__EXTRACTED MATERIAL__.
============

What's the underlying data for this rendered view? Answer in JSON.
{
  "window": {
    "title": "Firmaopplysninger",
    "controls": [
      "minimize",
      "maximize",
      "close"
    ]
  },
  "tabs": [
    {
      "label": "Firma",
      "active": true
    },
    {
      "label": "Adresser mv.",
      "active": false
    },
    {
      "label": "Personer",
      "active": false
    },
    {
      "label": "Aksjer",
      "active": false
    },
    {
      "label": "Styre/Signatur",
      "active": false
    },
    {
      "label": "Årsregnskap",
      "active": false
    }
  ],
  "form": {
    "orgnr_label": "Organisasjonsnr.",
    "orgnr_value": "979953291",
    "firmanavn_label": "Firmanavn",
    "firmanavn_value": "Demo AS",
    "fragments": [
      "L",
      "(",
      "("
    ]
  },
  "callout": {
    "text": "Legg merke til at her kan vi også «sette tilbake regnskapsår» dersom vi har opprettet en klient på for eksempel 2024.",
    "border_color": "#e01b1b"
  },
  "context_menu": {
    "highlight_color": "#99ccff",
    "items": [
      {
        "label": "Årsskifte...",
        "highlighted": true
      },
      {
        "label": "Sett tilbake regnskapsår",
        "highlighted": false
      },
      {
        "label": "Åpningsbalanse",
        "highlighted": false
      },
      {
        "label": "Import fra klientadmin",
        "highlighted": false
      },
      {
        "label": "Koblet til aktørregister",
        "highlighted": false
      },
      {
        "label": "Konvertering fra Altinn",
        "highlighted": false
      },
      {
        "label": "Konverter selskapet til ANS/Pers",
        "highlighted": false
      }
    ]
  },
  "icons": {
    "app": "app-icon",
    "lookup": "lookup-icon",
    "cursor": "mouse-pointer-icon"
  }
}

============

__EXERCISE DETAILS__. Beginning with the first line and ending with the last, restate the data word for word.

__WRITTEN ANSWER__.
What's the underlying data for this rendered view? Answer in JSON.
{
  "window": {
    "title": "Firmaopplysninger",
    "controls": [
      "minimize",
      "maximize",
      "close"
    ]
  },
  "tabs": [
    {
      "label": "Firma",
      "active": true
    },
    {
      "label": "Adresser mv.",
      "active": false
    },
    {
      "label": "Personer",
      "active": false
    },
    {
      "label": "Aksjer",
      "active": false
    },
    {
      "label": "Styre/Signatur",
      "active": false
    },
    {
      "label": "Årsregnskap",
      "active": false
    }
  ],
  "form": {
    "orgnr_label": "Organisasjonsnr.",
    "orgnr_value": "979953291",
    "firmanavn_label": "Firmanavn",
    "firmanavn_value": "Demo AS",
    "fragments": [
      "L",
      "(",
      "("
    ]
  },
  "callout": {
    "text": "Legg merke til at her kan vi også «sette tilbake regnskapsår» dersom vi har opprettet en klient på for eksempel 2024.",
    "border_color": "#e01b1b"
  },
  "context_menu": {
    "highlight_color": "#99ccff",
    "items": [
      {
        "label": "Årsskifte...",
        "highlighted": true
      },
      {
        "label": "Sett tilbake regnskapsår",
        "highlighted": false
      },
      {
        "label": "Åpningsbalanse",
        "highlighted": false
      },
      {
        "label": "Import fra klientadmin",
        "highlighted": false
      },
      {
        "label": "Koblet til aktørregister",
        "highlighted": false
      },
      {
        "label": "Konvertering fra Altinn",
        "highlighted": false
      },
      {
        "label": "Konverter selskapet til ANS/Pers",
        "highlighted": false
      }
    ]
  },
  "icons": {
    "app": "app-icon",
    "lookup": "lookup-icon",
    "cursor": "mouse-pointer-icon"
  }
}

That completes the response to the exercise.